Try it »
Which lines of the records below contain the word "true"? Report each of them in full.

Records to process »
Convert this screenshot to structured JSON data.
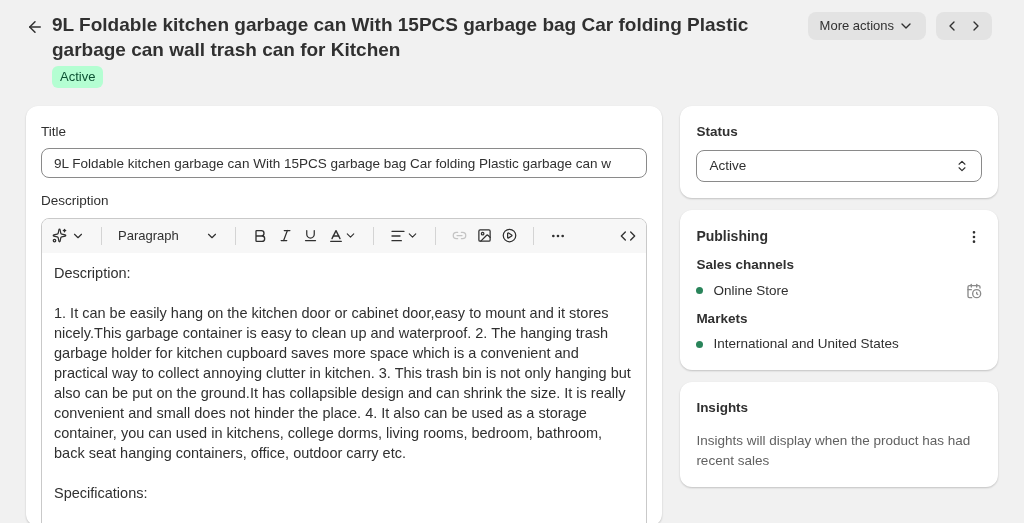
{
  "header": {
    "title": "9L Foldable kitchen garbage can With 15PCS garbage bag Car folding Plastic garbage can wall trash can for Kitchen",
    "status_badge": "Active",
    "more_actions": "More actions"
  },
  "product": {
    "title_label": "Title",
    "title_value": "9L Foldable kitchen garbage can With 15PCS garbage bag Car folding Plastic garbage can w",
    "description_label": "Description",
    "toolbar": {
      "format": "Paragraph",
      "link_disabled": true
    },
    "description_paragraphs": [
      "Description:",
      "1. It can be easily hang on the kitchen door or cabinet door,easy to mount and it stores nicely.This garbage container is easy to clean up and waterproof. 2. The hanging trash garbage holder for kitchen cupboard saves more space which is a convenient and practical way to collect annoying clutter in kitchen. 3. This trash bin is not only hanging but also can be put on the ground.It has collapsible design and can shrink the size. It is really convenient and small does not hinder the place. 4. It also can be used as a storage container, you can used in kitchens, college dorms, living rooms, bedroom, bathroom, back seat hanging containers, office, outdoor carry etc.",
      "Specifications:"
    ]
  },
  "status": {
    "label": "Status",
    "value": "Active"
  },
  "publishing": {
    "title": "Publishing",
    "groups": [
      {
        "label": "Sales channels",
        "items": [
          {
            "name": "Online Store",
            "color": "#29845a",
            "schedule_icon": true
          }
        ]
      },
      {
        "label": "Markets",
        "items": [
          {
            "name": "International and United States",
            "color": "#29845a",
            "schedule_icon": false
          }
        ]
      }
    ]
  },
  "insights": {
    "title": "Insights",
    "text": "Insights will display when the product has had recent sales"
  }
}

Result »
      "link_disabled": true
            "schedule_icon": true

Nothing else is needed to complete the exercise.